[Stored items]

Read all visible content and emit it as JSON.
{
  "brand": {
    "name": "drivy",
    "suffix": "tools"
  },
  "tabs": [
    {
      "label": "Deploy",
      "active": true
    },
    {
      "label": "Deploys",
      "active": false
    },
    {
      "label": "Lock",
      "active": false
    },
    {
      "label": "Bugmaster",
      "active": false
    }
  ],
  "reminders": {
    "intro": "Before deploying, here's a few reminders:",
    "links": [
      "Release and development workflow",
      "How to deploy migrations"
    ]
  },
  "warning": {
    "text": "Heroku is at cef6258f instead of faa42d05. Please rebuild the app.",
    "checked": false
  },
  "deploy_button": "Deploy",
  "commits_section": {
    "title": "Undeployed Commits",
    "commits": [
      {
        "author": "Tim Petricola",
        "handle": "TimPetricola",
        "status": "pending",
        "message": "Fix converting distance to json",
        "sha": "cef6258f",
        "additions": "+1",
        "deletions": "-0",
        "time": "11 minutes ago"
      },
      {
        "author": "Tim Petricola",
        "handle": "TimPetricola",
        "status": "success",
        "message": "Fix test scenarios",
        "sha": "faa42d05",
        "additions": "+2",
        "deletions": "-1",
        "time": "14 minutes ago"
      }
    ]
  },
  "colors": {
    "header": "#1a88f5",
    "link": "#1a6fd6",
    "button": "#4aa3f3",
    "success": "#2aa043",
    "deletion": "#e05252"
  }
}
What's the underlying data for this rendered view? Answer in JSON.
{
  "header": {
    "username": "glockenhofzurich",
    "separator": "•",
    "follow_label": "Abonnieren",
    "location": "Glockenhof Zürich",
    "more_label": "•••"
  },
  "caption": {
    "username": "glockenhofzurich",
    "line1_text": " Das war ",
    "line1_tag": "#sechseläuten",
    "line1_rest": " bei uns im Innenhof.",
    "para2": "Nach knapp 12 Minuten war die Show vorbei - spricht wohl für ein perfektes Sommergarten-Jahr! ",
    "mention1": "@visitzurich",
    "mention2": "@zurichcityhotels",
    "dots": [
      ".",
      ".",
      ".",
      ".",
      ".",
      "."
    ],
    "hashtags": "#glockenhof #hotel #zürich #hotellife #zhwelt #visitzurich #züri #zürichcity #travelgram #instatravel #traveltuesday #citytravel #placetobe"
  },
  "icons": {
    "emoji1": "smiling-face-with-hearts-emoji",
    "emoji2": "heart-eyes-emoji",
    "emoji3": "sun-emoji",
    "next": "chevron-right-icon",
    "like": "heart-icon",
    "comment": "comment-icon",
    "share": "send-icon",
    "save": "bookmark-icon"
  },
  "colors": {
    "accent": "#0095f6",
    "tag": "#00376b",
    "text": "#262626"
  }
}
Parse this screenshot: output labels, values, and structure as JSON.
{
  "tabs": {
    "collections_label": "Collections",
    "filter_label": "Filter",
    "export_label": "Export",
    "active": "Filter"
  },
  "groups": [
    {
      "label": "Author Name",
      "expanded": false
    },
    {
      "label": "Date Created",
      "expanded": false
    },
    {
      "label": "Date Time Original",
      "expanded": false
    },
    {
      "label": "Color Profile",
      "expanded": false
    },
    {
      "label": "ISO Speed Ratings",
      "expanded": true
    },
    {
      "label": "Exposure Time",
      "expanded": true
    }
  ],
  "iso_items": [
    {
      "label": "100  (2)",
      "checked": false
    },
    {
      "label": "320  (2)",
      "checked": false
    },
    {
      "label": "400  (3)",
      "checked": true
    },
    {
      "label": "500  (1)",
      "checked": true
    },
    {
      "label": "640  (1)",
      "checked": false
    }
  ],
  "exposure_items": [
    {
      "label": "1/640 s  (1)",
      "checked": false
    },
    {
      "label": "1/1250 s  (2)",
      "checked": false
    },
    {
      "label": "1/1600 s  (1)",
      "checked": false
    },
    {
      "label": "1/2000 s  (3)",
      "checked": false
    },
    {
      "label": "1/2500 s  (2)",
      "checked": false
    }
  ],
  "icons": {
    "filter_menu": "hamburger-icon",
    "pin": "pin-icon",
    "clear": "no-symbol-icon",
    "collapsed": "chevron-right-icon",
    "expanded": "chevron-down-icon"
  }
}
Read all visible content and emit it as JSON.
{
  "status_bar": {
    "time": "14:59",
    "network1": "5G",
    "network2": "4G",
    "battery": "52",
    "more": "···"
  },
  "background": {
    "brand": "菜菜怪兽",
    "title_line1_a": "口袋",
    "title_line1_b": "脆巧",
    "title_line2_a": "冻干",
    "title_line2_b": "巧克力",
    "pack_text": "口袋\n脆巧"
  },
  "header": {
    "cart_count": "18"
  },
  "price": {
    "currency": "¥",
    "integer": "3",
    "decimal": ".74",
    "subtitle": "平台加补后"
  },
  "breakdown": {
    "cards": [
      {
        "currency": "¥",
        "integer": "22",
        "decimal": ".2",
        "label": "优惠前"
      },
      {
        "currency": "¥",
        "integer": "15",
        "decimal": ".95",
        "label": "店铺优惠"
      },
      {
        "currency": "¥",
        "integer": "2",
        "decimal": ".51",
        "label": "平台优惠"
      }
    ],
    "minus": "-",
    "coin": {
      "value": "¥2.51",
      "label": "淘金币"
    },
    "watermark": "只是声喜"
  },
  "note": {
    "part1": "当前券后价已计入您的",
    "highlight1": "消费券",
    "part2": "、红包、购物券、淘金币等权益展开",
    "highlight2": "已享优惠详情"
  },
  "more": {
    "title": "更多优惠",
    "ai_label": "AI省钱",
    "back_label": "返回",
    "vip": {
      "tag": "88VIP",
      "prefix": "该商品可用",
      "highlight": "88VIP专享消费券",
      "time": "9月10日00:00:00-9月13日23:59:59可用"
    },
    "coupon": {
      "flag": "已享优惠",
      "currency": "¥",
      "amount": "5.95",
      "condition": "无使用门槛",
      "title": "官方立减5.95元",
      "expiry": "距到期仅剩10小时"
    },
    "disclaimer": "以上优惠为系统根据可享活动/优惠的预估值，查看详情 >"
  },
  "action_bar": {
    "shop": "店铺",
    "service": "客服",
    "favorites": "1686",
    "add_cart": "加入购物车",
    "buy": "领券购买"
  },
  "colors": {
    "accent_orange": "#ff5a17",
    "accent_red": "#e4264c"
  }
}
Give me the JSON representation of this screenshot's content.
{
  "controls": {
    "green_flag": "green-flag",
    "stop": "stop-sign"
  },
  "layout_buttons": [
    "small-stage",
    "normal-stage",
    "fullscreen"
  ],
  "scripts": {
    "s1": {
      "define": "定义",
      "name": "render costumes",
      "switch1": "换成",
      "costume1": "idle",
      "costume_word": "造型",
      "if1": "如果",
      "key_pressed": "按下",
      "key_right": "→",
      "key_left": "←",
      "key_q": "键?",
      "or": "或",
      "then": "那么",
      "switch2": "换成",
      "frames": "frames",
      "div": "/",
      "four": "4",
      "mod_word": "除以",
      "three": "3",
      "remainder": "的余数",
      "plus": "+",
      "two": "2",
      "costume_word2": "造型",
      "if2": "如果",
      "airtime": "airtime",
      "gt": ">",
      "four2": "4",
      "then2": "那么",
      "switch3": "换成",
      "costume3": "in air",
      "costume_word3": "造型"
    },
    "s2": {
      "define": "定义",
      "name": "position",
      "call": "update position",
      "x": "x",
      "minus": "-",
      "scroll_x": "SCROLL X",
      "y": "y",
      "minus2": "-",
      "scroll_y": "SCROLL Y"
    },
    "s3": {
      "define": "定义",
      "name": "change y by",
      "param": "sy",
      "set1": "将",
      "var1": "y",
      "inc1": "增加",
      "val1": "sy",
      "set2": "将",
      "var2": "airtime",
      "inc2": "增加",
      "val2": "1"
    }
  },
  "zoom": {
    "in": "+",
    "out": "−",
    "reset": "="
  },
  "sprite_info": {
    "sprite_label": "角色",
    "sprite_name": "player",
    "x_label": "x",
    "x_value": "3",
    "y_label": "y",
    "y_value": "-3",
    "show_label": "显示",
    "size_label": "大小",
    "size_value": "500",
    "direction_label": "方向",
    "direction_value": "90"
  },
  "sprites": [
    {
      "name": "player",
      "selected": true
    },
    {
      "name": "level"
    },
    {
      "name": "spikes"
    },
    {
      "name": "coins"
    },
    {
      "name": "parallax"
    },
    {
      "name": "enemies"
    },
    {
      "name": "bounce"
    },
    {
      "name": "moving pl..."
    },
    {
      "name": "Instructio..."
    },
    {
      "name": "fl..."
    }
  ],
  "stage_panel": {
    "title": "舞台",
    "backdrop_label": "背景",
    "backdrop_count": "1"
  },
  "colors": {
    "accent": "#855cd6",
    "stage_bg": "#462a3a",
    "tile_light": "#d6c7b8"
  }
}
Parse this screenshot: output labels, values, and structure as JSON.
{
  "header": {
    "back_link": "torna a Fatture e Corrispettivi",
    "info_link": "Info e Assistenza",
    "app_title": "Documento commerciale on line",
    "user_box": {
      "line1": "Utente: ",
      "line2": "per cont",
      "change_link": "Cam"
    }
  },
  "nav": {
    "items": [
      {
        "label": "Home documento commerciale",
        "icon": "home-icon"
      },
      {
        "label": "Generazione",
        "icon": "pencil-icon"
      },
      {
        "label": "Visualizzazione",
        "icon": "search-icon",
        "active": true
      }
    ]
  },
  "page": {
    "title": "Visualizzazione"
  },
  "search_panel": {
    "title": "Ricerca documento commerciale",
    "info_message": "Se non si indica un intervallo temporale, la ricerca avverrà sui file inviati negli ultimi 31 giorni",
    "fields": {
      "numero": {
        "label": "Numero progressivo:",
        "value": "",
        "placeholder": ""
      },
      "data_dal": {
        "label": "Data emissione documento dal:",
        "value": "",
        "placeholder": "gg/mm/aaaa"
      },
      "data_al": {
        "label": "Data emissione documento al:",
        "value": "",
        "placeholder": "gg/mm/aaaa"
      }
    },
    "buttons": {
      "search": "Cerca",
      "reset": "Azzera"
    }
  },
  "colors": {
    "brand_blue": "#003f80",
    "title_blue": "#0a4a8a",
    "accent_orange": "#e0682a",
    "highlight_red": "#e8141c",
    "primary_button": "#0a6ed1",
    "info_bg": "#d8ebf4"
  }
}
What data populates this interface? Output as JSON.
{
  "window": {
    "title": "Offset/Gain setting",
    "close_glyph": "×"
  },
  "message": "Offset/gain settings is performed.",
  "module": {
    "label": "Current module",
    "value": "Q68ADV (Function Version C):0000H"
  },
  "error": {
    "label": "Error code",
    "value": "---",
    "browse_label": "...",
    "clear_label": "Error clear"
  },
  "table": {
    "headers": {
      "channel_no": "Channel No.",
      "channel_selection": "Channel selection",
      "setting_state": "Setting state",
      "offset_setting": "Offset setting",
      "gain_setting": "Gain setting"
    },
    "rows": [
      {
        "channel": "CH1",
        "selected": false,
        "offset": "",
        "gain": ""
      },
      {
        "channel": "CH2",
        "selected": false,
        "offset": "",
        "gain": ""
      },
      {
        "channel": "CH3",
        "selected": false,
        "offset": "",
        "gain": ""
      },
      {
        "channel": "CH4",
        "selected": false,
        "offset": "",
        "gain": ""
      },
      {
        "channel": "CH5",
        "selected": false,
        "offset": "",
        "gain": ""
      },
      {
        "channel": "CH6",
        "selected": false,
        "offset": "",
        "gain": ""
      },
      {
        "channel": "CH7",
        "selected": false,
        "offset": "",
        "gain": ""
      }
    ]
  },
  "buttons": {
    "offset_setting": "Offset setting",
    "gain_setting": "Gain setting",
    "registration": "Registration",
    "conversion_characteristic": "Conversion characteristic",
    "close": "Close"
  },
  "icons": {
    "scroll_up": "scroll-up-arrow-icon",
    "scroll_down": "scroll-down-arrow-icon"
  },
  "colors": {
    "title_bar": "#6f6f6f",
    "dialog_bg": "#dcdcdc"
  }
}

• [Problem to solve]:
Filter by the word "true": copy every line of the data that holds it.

• [Task answer]:
      "active": true
      "expanded": true
      "expanded": true
      "checked": true
      "checked": true
      "selected": true
        "active": true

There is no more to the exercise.